Here we were imitating the cover of Wilson's book Reforming Marriage. Great book, but the cover leaves one somewhat doubting the book's effectiveness. We hope the couple on the front is in need of a reformed marriage, not the result of one!! They're either so completely bored with each other that they've fallen asleep, or so utterly overworked that they can't sit down without collapsing. Either way...not so much my ideal for marriage! :)

The following could constitute a photographic tutorial in how to subtly show-off a hypothetical (engagement) ring. The ideas are from Dazzled to Frazzled and Back Again, by Ginger Kolbaba. It was a gift from my Mommy, which we have greatly enjoyed, and which I highly reccomend! :)

The famous and effective "Adjusting my contact" technique

"Pondering deeply and often"

"Just tucking my hair behing my ears"

last but not least: "Becoming easily and overwhelmingly excited"

Oh. That's just Jacqui being random. :)
Engagement showers do strange things to you.

Friday, May 04, 2007

They're Here!!

A large box awaited me on my return from school yesterday afternoon. One look at the return address and I knew exactly what it contained: invitations. 350 of them. To my wedding.

Talk about a milestone!

I sat down at the table, hesitant to open the box. What if I didn't like them? What if they turned out horrible in the printing? What if there was some mistake. What if Mom hated them? What if... what if... "Mom, I'm a little scared to open these," I said as I put knife to tape. In a strange role-reversal, she said "Just do it!" And there they were within: my name, Ryan's name, our date, our faces... waiting in all their glossy, correctly lettered beauty. :)

"Mom, this is my wedding invitation! ...Oh dear, I better not cry!" She gave me a questioning look. "No it's not that I don't like them- I love them! ...Mom, this is really happening. These are real. People are going to get these and really come to a real wedding-- and it's not for someone else this time! ...This just makes it all seem real...."

Yay!! I'm getting married! :)

Wednesday, May 02, 2007

So Quickly Moving...

From an email conversation regarding the paradoxical, strangeness of feelings that accompanies the end of one's "Senior Year:"

End-of-term is sure comin' up fast! I can't believe I'm about to cross off 'May 2' on my school calandar. Today I have exactly three more weeks here! (and only 16 more days until I get to see my Ryan! =D) I feel like things are progressing so fast that I don't have time to feel strange about being one of 'The Seniors.' I'm just taking it one step at a time, and I know those steps will land me outside the familiar world of Furman, with a new strange title of "alumna." But I don't have time to really think about it, because the next step is coming so fast!!

I'll be so glad to be done with school, to be done with being responsible FOR school (aka student teaching)... and most of all, to be able to take time to enjoy where I am before I'm gone. Nicole got home yesterday -- her freshman year is over! Anna's senior year will be ending at the end of June, and I want to enjoy them both, while we're all together. But so much is happening! My kids sing their closing concert Friday night, and we compete in Carowinds' Choral Competition Saturday.
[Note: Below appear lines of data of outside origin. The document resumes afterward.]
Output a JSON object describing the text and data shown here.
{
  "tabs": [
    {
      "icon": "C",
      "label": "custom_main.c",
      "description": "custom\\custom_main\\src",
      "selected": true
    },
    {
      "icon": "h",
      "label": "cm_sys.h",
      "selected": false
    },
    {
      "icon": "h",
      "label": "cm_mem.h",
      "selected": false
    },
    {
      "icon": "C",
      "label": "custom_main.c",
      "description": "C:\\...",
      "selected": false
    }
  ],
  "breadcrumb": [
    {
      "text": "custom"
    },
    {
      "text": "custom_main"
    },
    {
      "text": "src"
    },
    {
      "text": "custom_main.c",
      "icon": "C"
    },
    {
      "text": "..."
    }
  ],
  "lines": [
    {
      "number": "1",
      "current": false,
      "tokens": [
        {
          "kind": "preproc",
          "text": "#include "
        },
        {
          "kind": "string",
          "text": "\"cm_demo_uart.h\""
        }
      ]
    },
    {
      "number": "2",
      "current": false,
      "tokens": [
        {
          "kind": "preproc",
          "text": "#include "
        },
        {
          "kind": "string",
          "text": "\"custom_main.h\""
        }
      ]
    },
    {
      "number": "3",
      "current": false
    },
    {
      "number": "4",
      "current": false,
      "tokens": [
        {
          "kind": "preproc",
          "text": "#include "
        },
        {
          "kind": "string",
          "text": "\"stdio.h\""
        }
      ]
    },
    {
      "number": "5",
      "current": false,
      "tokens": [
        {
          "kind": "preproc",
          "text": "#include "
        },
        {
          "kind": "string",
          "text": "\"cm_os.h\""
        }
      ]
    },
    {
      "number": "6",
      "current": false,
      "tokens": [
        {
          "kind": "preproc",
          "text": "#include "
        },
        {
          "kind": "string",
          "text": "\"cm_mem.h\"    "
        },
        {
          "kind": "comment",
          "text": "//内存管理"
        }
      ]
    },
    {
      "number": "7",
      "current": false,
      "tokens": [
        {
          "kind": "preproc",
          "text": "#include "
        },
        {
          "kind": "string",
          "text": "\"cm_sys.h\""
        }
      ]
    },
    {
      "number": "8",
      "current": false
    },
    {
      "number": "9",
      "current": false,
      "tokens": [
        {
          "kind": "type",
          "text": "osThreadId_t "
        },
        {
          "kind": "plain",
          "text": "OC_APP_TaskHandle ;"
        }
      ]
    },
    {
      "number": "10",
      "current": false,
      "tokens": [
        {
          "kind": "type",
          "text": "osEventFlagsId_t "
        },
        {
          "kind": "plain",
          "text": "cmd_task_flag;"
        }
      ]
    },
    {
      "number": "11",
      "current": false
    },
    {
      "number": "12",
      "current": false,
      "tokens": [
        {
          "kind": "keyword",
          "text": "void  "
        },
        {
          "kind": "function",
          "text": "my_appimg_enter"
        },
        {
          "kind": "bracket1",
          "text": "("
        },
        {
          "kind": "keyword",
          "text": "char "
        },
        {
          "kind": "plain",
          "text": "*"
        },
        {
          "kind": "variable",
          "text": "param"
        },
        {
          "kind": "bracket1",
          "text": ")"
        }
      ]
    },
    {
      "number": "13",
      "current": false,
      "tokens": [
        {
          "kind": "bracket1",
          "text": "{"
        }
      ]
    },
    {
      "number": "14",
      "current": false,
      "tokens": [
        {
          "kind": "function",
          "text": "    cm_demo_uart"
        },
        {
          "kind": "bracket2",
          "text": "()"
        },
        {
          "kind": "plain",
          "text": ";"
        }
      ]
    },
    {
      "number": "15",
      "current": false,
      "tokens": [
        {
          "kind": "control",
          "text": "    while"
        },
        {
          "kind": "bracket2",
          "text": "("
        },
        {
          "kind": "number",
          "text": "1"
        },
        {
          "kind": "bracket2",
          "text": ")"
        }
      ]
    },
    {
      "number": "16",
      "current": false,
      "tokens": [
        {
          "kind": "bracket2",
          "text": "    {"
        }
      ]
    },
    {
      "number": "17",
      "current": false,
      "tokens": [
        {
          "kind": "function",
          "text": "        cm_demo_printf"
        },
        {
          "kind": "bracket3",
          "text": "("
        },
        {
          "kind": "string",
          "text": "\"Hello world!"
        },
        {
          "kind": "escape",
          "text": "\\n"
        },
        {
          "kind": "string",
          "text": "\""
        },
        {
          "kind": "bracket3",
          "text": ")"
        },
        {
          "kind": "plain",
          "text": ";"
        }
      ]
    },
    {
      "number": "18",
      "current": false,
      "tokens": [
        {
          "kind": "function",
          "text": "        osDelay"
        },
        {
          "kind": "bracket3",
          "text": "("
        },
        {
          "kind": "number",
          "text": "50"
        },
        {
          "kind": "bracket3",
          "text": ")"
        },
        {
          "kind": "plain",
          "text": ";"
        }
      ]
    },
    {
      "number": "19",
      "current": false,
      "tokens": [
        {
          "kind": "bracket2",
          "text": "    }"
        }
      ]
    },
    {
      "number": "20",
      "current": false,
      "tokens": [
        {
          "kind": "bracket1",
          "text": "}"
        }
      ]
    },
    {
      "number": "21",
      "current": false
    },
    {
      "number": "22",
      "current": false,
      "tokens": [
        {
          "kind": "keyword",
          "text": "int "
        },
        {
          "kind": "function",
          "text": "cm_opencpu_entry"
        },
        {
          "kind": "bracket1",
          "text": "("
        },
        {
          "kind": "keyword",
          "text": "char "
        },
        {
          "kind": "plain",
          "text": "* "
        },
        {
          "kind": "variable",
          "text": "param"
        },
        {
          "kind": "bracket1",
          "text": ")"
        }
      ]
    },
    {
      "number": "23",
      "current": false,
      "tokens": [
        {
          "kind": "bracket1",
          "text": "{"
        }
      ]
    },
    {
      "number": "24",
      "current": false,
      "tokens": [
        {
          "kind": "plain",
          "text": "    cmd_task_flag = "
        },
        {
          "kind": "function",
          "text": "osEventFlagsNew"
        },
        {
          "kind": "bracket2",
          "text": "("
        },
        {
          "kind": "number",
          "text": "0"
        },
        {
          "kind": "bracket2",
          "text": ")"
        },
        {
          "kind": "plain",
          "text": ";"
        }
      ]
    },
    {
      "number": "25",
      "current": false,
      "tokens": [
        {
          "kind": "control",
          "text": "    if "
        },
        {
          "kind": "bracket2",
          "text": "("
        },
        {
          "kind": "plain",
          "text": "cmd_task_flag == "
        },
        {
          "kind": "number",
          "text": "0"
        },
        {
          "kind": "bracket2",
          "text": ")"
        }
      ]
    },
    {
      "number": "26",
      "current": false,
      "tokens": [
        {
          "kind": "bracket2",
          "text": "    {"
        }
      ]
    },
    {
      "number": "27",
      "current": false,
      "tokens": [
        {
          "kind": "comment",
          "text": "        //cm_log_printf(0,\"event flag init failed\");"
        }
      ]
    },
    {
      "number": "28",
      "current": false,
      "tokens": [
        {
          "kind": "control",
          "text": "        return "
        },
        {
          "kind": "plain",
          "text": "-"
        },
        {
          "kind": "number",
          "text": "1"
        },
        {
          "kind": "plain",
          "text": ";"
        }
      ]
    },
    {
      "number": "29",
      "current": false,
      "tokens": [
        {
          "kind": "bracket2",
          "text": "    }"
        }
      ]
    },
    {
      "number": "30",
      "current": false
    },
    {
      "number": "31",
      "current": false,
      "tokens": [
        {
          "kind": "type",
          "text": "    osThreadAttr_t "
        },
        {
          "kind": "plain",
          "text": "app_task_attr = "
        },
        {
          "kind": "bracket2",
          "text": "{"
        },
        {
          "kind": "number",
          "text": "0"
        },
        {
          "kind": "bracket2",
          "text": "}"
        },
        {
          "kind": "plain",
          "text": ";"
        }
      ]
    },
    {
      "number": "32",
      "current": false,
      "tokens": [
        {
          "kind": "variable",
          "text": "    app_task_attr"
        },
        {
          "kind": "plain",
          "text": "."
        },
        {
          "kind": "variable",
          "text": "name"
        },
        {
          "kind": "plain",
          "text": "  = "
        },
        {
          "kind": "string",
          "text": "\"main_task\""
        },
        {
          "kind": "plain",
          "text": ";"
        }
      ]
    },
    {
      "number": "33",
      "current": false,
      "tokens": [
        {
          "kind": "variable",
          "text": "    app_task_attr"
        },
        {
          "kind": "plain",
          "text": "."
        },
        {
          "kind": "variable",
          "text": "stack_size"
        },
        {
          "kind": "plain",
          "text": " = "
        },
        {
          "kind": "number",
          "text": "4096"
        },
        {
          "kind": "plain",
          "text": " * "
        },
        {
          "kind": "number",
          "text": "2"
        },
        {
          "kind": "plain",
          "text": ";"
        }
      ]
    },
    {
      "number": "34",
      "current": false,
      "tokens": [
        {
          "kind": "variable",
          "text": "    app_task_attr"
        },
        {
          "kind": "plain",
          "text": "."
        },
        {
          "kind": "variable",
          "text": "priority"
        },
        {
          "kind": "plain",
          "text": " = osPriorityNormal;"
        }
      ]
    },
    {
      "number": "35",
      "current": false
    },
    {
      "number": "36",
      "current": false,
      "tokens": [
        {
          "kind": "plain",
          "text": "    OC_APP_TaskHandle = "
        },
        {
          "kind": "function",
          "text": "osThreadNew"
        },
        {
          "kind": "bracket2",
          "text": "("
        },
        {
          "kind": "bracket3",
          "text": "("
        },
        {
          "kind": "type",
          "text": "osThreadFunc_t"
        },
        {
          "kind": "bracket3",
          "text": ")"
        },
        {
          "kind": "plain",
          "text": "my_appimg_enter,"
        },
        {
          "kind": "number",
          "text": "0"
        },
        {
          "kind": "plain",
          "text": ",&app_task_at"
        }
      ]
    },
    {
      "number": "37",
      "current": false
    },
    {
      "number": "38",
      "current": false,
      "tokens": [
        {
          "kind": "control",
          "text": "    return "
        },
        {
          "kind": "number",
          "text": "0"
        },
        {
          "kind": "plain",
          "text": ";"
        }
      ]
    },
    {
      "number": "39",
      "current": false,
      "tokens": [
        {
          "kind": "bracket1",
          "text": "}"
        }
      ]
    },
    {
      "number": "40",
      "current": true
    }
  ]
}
Anna's giving a senior recital soon...Mom & Dad are hosting a Graduation Drop-in for the both of us... End of May also means big party with lots of family comin' in, and Ryan!!!

About that- please pray for me: the distance and prolonged separation wears on me... I'm glad, though, that I have someone so wonderful to miss! :)